● **Problem to work on**
The data is to be set down once more, exactly as it reads.

● **Records for this task**
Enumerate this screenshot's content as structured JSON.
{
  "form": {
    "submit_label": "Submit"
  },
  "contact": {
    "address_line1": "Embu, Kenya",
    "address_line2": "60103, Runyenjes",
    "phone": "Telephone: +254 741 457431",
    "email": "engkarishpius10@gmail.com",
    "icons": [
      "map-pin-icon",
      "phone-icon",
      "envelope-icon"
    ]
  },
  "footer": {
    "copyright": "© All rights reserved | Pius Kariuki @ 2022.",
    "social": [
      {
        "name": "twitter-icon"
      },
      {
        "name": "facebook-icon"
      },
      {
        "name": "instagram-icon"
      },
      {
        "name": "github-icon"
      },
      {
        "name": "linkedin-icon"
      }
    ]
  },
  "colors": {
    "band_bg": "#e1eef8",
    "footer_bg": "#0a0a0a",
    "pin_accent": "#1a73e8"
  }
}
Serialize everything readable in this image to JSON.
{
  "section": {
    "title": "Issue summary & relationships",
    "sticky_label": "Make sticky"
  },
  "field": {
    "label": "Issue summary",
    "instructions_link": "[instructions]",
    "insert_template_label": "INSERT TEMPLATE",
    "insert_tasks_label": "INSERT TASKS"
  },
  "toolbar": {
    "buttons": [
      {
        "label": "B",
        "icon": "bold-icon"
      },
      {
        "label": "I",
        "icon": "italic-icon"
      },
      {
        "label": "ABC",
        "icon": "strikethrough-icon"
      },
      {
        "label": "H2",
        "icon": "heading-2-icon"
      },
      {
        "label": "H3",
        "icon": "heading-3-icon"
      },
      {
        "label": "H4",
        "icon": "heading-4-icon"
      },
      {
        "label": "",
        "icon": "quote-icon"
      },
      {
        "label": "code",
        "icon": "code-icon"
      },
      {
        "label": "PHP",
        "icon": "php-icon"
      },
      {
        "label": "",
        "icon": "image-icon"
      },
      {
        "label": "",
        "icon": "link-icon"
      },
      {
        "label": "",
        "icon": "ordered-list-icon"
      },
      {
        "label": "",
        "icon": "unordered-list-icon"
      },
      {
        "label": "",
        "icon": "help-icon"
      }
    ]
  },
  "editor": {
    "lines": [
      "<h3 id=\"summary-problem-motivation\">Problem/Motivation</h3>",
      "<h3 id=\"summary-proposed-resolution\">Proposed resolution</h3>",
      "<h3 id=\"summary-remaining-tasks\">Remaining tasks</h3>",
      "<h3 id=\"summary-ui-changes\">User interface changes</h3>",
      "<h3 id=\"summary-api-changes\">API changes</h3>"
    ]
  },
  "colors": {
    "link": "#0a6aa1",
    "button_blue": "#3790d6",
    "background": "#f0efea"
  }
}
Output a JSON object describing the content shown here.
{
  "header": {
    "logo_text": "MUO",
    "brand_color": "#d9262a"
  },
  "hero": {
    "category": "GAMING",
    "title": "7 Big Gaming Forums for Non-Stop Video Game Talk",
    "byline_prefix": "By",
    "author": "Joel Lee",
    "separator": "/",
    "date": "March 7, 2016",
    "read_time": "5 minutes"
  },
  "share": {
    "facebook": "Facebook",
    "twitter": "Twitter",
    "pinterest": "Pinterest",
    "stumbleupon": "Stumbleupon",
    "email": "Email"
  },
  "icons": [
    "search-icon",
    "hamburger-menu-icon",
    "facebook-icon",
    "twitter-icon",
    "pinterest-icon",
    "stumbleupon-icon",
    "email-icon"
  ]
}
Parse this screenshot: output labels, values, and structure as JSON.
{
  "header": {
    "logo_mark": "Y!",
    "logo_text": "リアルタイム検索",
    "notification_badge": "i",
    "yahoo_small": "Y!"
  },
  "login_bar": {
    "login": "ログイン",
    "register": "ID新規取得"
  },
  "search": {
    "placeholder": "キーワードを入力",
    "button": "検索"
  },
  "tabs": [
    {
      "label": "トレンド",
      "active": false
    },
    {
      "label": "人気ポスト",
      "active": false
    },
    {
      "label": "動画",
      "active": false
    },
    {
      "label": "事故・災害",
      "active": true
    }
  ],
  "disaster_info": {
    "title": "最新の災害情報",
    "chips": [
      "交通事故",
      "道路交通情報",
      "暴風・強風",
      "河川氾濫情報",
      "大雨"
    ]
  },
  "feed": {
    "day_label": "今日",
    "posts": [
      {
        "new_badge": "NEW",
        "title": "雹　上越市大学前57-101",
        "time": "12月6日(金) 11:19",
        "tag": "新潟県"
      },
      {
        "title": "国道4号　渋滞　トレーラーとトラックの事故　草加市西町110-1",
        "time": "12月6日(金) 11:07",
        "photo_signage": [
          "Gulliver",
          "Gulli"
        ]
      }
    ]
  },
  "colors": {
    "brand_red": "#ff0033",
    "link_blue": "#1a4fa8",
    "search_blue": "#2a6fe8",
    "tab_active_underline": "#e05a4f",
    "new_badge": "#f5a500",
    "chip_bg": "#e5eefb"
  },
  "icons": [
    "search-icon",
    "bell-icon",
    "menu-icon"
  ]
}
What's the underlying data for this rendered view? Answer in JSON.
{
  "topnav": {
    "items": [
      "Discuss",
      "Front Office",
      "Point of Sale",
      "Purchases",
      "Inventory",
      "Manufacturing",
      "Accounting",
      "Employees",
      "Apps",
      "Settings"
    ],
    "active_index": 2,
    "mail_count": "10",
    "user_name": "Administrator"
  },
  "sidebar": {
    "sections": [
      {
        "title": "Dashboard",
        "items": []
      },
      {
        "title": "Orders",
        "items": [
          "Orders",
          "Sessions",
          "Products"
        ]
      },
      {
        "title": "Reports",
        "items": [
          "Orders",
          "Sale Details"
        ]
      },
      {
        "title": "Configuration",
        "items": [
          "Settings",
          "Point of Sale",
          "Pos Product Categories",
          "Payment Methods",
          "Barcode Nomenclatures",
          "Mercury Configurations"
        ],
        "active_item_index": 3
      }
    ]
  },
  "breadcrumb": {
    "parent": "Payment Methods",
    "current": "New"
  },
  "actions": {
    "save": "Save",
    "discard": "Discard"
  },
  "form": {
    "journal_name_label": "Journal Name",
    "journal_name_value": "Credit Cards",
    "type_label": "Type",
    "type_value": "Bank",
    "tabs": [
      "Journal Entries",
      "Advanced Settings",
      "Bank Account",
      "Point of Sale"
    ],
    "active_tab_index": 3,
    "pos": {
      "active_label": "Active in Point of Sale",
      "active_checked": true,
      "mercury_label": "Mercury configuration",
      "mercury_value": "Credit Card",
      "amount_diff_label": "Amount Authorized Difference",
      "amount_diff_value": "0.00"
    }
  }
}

● **The answer**
Enumerate this screenshot's content as structured JSON.
{
  "form": {
    "submit_label": "Submit"
  },
  "contact": {
    "address_line1": "Embu, Kenya",
    "address_line2": "60103, Runyenjes",
    "phone": "Telephone: +254 741 457431",
    "email": "engkarishpius10@gmail.com",
    "icons": [
      "map-pin-icon",
      "phone-icon",
      "envelope-icon"
    ]
  },
  "footer": {
    "copyright": "© All rights reserved | Pius Kariuki @ 2022.",
    "social": [
      {
        "name": "twitter-icon"
      },
      {
        "name": "facebook-icon"
      },
      {
        "name": "instagram-icon"
      },
      {
        "name": "github-icon"
      },
      {
        "name": "linkedin-icon"
      }
    ]
  },
  "colors": {
    "band_bg": "#e1eef8",
    "footer_bg": "#0a0a0a",
    "pin_accent": "#1a73e8"
  }
}
Serialize everything readable in this image to JSON.
{
  "section": {
    "title": "Issue summary & relationships",
    "sticky_label": "Make sticky"
  },
  "field": {
    "label": "Issue summary",
    "instructions_link": "[instructions]",
    "insert_template_label": "INSERT TEMPLATE",
    "insert_tasks_label": "INSERT TASKS"
  },
  "toolbar": {
    "buttons": [
      {
        "label": "B",
        "icon": "bold-icon"
      },
      {
        "label": "I",
        "icon": "italic-icon"
      },
      {
        "label": "ABC",
        "icon": "strikethrough-icon"
      },
      {
        "label": "H2",
        "icon": "heading-2-icon"
      },
      {
        "label": "H3",
        "icon": "heading-3-icon"
      },
      {
        "label": "H4",
        "icon": "heading-4-icon"
      },
      {
        "label": "",
        "icon": "quote-icon"
      },
      {
        "label": "code",
        "icon": "code-icon"
      },
      {
        "label": "PHP",
        "icon": "php-icon"
      },
      {
        "label": "",
        "icon": "image-icon"
      },
      {
        "label": "",
        "icon": "link-icon"
      },
      {
        "label": "",
        "icon": "ordered-list-icon"
      },
      {
        "label": "",
        "icon": "unordered-list-icon"
      },
      {
        "label": "",
        "icon": "help-icon"
      }
    ]
  },
  "editor": {
    "lines": [
      "<h3 id=\"summary-problem-motivation\">Problem/Motivation</h3>",
      "<h3 id=\"summary-proposed-resolution\">Proposed resolution</h3>",
      "<h3 id=\"summary-remaining-tasks\">Remaining tasks</h3>",
      "<h3 id=\"summary-ui-changes\">User interface changes</h3>",
      "<h3 id=\"summary-api-changes\">API changes</h3>"
    ]
  },
  "colors": {
    "link": "#0a6aa1",
    "button_blue": "#3790d6",
    "background": "#f0efea"
  }
}
Output a JSON object describing the content shown here.
{
  "header": {
    "logo_text": "MUO",
    "brand_color": "#d9262a"
  },
  "hero": {
    "category": "GAMING",
    "title": "7 Big Gaming Forums for Non-Stop Video Game Talk",
    "byline_prefix": "By",
    "author": "Joel Lee",
    "separator": "/",
    "date": "March 7, 2016",
    "read_time": "5 minutes"
  },
  "share": {
    "facebook": "Facebook",
    "twitter": "Twitter",
    "pinterest": "Pinterest",
    "stumbleupon": "Stumbleupon",
    "email": "Email"
  },
  "icons": [
    "search-icon",
    "hamburger-menu-icon",
    "facebook-icon",
    "twitter-icon",
    "pinterest-icon",
    "stumbleupon-icon",
    "email-icon"
  ]
}
Parse this screenshot: output labels, values, and structure as JSON.
{
  "header": {
    "logo_mark": "Y!",
    "logo_text": "リアルタイム検索",
    "notification_badge": "i",
    "yahoo_small": "Y!"
  },
  "login_bar": {
    "login": "ログイン",
    "register": "ID新規取得"
  },
  "search": {
    "placeholder": "キーワードを入力",
    "button": "検索"
  },
  "tabs": [
    {
      "label": "トレンド",
      "active": false
    },
    {
      "label": "人気ポスト",
      "active": false
    },
    {
      "label": "動画",
      "active": false
    },
    {
      "label": "事故・災害",
      "active": true
    }
  ],
  "disaster_info": {
    "title": "最新の災害情報",
    "chips": [
      "交通事故",
      "道路交通情報",
      "暴風・強風",
      "河川氾濫情報",
      "大雨"
    ]
  },
  "feed": {
    "day_label": "今日",
    "posts": [
      {
        "new_badge": "NEW",
        "title": "雹　上越市大学前57-101",
        "time": "12月6日(金) 11:19",
        "tag": "新潟県"
      },
      {
        "title": "国道4号　渋滞　トレーラーとトラックの事故　草加市西町110-1",
        "time": "12月6日(金) 11:07",
        "photo_signage": [
          "Gulliver",
          "Gulli"
        ]
      }
    ]
  },
  "colors": {
    "brand_red": "#ff0033",
    "link_blue": "#1a4fa8",
    "search_blue": "#2a6fe8",
    "tab_active_underline": "#e05a4f",
    "new_badge": "#f5a500",
    "chip_bg": "#e5eefb"
  },
  "icons": [
    "search-icon",
    "bell-icon",
    "menu-icon"
  ]
}
What's the underlying data for this rendered view? Answer in JSON.
{
  "topnav": {
    "items": [
      "Discuss",
      "Front Office",
      "Point of Sale",
      "Purchases",
      "Inventory",
      "Manufacturing",
      "Accounting",
      "Employees",
      "Apps",
      "Settings"
    ],
    "active_index": 2,
    "mail_count": "10",
    "user_name": "Administrator"
  },
  "sidebar": {
    "sections": [
      {
        "title": "Dashboard",
        "items": []
      },
      {
        "title": "Orders",
        "items": [
          "Orders",
          "Sessions",
          "Products"
        ]
      },
      {
        "title": "Reports",
        "items": [
          "Orders",
          "Sale Details"
        ]
      },
      {
        "title": "Configuration",
        "items": [
          "Settings",
          "Point of Sale",
          "Pos Product Categories",
          "Payment Methods",
          "Barcode Nomenclatures",
          "Mercury Configurations"
        ],
        "active_item_index": 3
      }
    ]
  },
  "breadcrumb": {
    "parent": "Payment Methods",
    "current": "New"
  },
  "actions": {
    "save": "Save",
    "discard": "Discard"
  },
  "form": {
    "journal_name_label": "Journal Name",
    "journal_name_value": "Credit Cards",
    "type_label": "Type",
    "type_value": "Bank",
    "tabs": [
      "Journal Entries",
      "Advanced Settings",
      "Bank Account",
      "Point of Sale"
    ],
    "active_tab_index": 3,
    "pos": {
      "active_label": "Active in Point of Sale",
      "active_checked": true,
      "mercury_label": "Mercury configuration",
      "mercury_value": "Credit Card",
      "amount_diff_label": "Amount Authorized Difference",
      "amount_diff_value": "0.00"
    }
  }
}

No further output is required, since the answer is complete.